Imports may be between 950 metric tons and 1,000 tons this year, Prithviraj Kothari, president of the Bombay Bullion Association, told reporters at a gold conference in Kovalam in south India. Consumption in India rose to a record 963.1 tons last year, driving bullion imports to the highest ever at 958 tons, according to the World Gold Council.

Rising Indian imports may help extend a 30 percent rally in gold prices to a record that’s made the precious metal the second-best performer on the Thomson Reuters/Jefferies CRB Index of 19 raw materials this year.

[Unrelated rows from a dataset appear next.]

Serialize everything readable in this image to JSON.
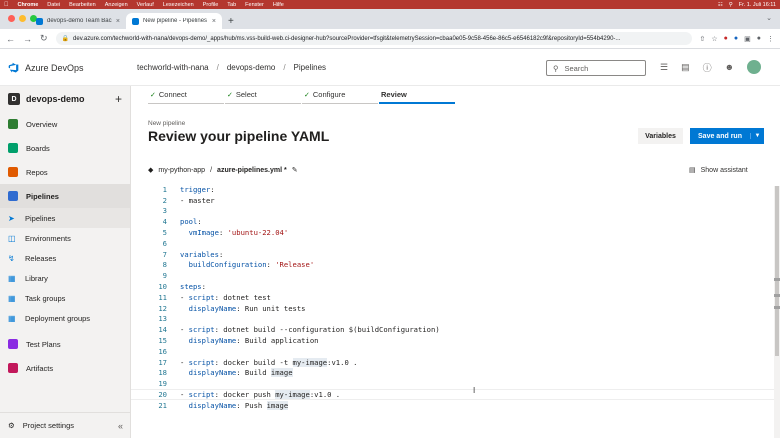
{
  "mac_menu": {
    "app": "Chrome",
    "items": [
      "Datei",
      "Bearbeiten",
      "Anzeigen",
      "Verlauf",
      "Lesezeichen",
      "Profile",
      "Tab",
      "Fenster",
      "Hilfe"
    ],
    "clock": "Fr. 1. Juli 16:11"
  },
  "browser": {
    "tabs": [
      {
        "title": "devops-demo Team Backlog B..."
      },
      {
        "title": "New pipeline - Pipelines"
      }
    ],
    "url": "dev.azure.com/techworld-with-nana/devops-demo/_apps/hub/ms.vss-build-web.ci-designer-hub?sourceProvider=tfsgit&telemetrySession=cbaa0e05-9c58-456e-86c5-e6546182c9f&repositoryId=554b4290-..."
  },
  "header": {
    "brand": "Azure DevOps",
    "breadcrumbs": [
      "techworld-with-nana",
      "devops-demo",
      "Pipelines"
    ],
    "search_placeholder": "Search"
  },
  "sidebar": {
    "project": "devops-demo",
    "project_initial": "D",
    "items": [
      {
        "label": "Overview",
        "color": "#2e7d32"
      },
      {
        "label": "Boards",
        "color": "#009f6b"
      },
      {
        "label": "Repos",
        "color": "#e05a00"
      },
      {
        "label": "Pipelines",
        "color": "#2f6bd0"
      }
    ],
    "sub_items": [
      "Pipelines",
      "Environments",
      "Releases",
      "Library",
      "Task groups",
      "Deployment groups"
    ],
    "bottom_items": [
      {
        "label": "Test Plans",
        "color": "#8a2be2"
      },
      {
        "label": "Artifacts",
        "color": "#c2185b"
      }
    ],
    "footer": "Project settings"
  },
  "wizard": {
    "steps": [
      {
        "label": "Connect",
        "done": true
      },
      {
        "label": "Select",
        "done": true
      },
      {
        "label": "Configure",
        "done": true
      },
      {
        "label": "Review",
        "done": false
      }
    ]
  },
  "page": {
    "subtitle": "New pipeline",
    "title": "Review your pipeline YAML",
    "variables_label": "Variables",
    "save_label": "Save and run"
  },
  "file": {
    "repo": "my-python-app",
    "sep": "/",
    "name": "azure-pipelines.yml *",
    "assistant": "Show assistant"
  },
  "code_lines": [
    "trigger:",
    "- master",
    "",
    "pool:",
    "  vmImage: 'ubuntu-22.04'",
    "",
    "variables:",
    "  buildConfiguration: 'Release'",
    "",
    "steps:",
    "- script: dotnet test",
    "  displayName: Run unit tests",
    "",
    "- script: dotnet build --configuration $(buildConfiguration)",
    "  displayName: Build application",
    "",
    "- script: docker build -t my-image:v1.0 .",
    "  displayName: Build image",
    "",
    "- script: docker push my-image:v1.0 .",
    "  displayName: Push image"
  ]
}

Bullion is heading for its 11th annual gain as Europe’s sovereign-debt crisis and concern that the U.S. economy may be slowing spur demand for a haven.

“The equity market is volatile and property prices are too high, driving people toward gold as an investment,” Kothari said. “The rains have been good so far, so we can expect good demand for festival season this year.”

Purchases by India, the world’s biggest user, surged 60 percent to 267 tons in the three months ended June 30, from 167 tons a year earlier, the producer-funded council said on Aug. 18. Investment demand jumped 78 percent to 108.5 tons, the second-highest quarter on record, it said.

Central Banks

Gold may top $2,000 an ounce by the end of this year as central banks’ purchases and a stalling economy boosts the appeal of the precious metal as a haven, Kothari said.

“Gold may rise to $2,000 or more by 2011 end if the global economy remains the same,” he said. “Central banks are also buying gold, which is positive.”

Holdings in exchange-traded products touched a record on Aug. 8, and central banks are adding to their reserves for the first time in a generation. George Soros, the billionaire investor, cut his holdings in the SPDR Gold Trust in the second quarter as prices rallied, while billionaire John Paulson maintained the largest stake, according to regulatory filings this week.

Global holdings of gold by governments and official institutions such as the International Monetary Fund stood at 30,684 tons last month, according to the World Gold Council. Central banks added 155 tons valued at about $8.18 billion to reserves in the first five months of the year and will be net buyers next year, according to the council.

The precious metal prices may be headed for a drop to $1,725 an ounce as early as next month, according to Jeffrey Rhodes, chief executive officer at INTL Commodities LLC.

beprepared 600x150 India is World’s Biggest Consumers of Gold Say Imports of Gold May Reach Record 1,000 Tons